Tax officers have, however, said several of the proposals have been incorporated in the existing I-T Act. The DTC was originally proposed by former finance minister P Chidambaram but he had moved to the home ministry by the time the draft was ready. Apart from Modi, the panel will have chief economic adviser Arvind Subramanian as a permanent special invitee, along with G C Srivastava, former IRS officer and advocate, Rajiv Memani, chairman and regional MD at consulting firm Ernst & Young, chartered accountant Girish Ahuja, tax lawyer Mukesh Patel, and Mansi Kedia, a consultant at ICRIER, a think tank.
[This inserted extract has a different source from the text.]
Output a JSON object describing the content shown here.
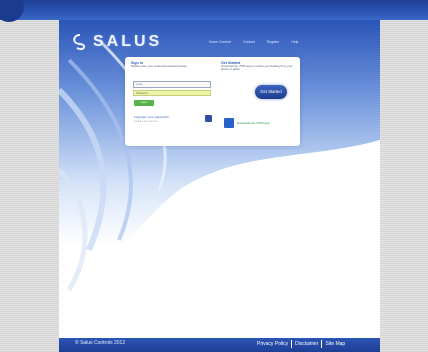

The task force has been given six months to submit its report. It is mandated to draft a law that is in line with tax laws prevalent in other countries and that incorporates international best practices. With the Budget to be presented in February, it is unlikely that the Modi administration will introduce a Bill to rewrite the I-T Act before the 2019 general elections. “This steadfast focus will enhance India’s competitiveness and make the country future ready,” Memani, a member of the panel, said.
Tax experts said the focus should be on ways to reduce litigation by making the tax regime more predictable, while reducing the rates along with exemptions, especially for the corporate sector.